### Data about app and page elements
- - - -
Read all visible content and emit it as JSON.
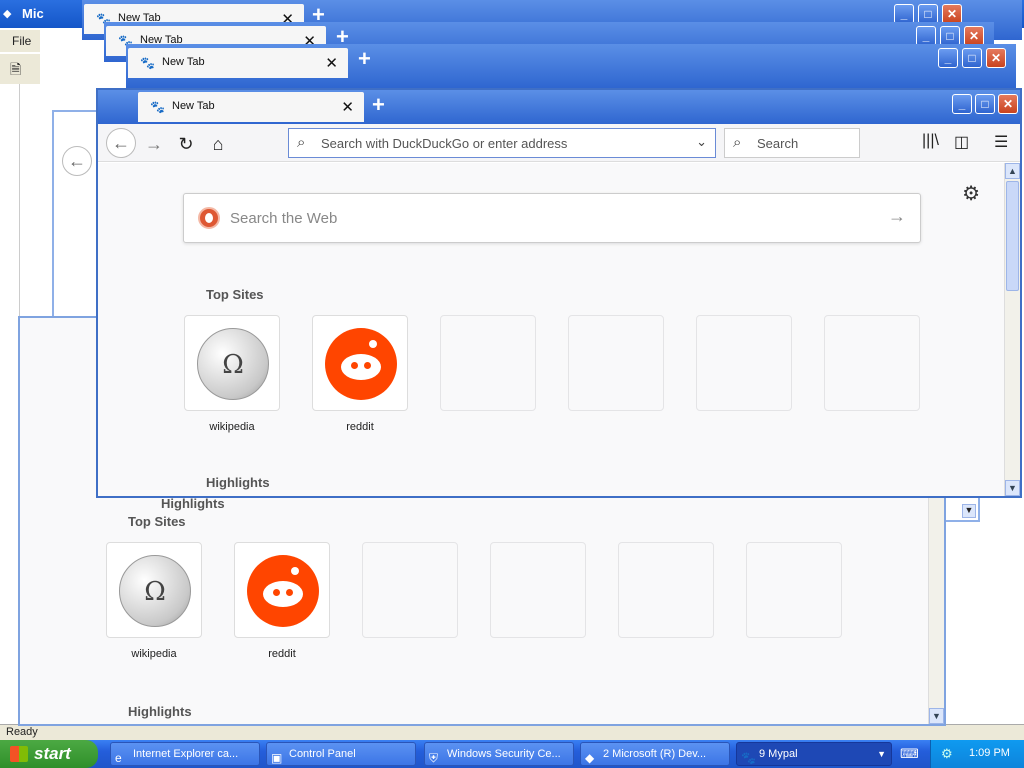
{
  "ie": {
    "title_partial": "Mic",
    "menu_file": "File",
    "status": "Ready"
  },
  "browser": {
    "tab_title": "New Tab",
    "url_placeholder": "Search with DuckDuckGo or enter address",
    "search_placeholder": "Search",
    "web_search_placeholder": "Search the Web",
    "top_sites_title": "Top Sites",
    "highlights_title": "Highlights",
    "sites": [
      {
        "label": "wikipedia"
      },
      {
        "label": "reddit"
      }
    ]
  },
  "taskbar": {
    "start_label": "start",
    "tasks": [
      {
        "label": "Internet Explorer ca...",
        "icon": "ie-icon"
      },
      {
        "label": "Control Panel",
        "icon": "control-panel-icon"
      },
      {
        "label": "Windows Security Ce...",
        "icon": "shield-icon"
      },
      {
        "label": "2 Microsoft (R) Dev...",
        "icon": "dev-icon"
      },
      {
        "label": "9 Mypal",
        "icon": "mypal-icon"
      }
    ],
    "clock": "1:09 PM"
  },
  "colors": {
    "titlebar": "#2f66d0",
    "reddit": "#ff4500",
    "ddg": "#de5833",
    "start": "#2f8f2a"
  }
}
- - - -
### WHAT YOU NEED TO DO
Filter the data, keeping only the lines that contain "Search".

### RESPONSE TO THE TASK
    "url_placeholder": "Search with DuckDuckGo or enter address",
    "search_placeholder": "Search",
    "web_search_placeholder": "Search the Web",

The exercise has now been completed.